The first is Death and the Maiden, by Ariel Dorfman: a play simultaneously about the aftermath of torture/oppression on an individual as well as a whole society. I'm working on this with Bambo Soyinka, who is involved in a sort of director's mentorship programme with Living Pictures, and the focus is on the process rather than a production. For me, it's been an experience of re-learning (or perhaps just learning!) the art of subtlety. I haven't worked on a naturalistic play in years, probably not since drama school. Drama school has been playing on my mind, as lessons that my particularly sodden course leader tried to impart on us keep dropping like the proverbial penny in my head (he also said that this would happen) as we work through the process of discovery in rehearsal. Just listen to your partner on stage. Just react. Don't "play" anything. Just communicate, actually communicate. All so simple, and so bloody difficult at the same time.

Case in point, the other project: Caryl Churchill's Serious Money, which will be staged in three weeks here in Cardiff. The play moves at a break-neck speed, the characters seem caricatures (and there's so bloody many of them!) and every day in rehearsal feels like two by the time we get to the end of it. I'm playing, primarily, a wealthy Peruvian business woman called Jacinta Condor. It's early days still (but also not, as finances dictate short rehearsal periods) but I feel as though I am casting about for a foothold. I'm turning to the work I've been doing with Bambo to see if that will help me; not that I'm sounding great psychological depths with this role, but because there has to be a degree of truth beneath even the most extreme caricature.

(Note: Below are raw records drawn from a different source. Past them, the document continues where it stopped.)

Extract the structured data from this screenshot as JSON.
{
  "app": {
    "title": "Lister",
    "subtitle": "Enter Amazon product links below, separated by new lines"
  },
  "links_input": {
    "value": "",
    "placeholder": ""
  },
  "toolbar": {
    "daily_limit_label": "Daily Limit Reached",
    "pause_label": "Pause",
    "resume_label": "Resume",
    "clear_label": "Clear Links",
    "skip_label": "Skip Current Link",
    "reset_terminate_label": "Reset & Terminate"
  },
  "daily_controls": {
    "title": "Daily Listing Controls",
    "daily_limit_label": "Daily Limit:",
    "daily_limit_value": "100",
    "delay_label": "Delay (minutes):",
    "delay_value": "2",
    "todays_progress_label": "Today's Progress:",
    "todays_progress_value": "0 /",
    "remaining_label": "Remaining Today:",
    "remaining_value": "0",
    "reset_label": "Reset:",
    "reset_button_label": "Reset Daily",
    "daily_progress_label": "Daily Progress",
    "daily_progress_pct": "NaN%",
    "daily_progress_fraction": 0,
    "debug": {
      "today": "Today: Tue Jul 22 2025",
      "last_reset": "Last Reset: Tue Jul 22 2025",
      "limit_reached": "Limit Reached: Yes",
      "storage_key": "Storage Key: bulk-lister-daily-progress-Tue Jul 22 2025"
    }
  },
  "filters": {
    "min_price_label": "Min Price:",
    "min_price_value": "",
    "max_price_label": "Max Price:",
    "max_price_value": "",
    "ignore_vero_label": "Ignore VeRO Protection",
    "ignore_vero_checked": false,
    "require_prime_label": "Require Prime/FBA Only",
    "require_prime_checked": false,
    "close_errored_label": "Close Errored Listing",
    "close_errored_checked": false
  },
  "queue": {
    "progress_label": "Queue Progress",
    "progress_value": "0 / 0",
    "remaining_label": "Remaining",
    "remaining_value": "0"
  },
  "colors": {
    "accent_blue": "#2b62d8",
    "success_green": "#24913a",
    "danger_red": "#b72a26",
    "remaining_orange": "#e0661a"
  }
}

Right?

I'm quite stressed, but it also feels good. I thought for a while that only devising work could provide the level of satisfaction I want from theatre-making, but I can see how wrong I was. Not that I am going to give up on devising - the right idea or project will come along at some point (with any luck it will be something like the film I made in Poland last year, which was a brilliant experience). It feels good to be doing something nominally different though, and to see what connections there are.

More thoughts may drift to the surface over the next few weeks.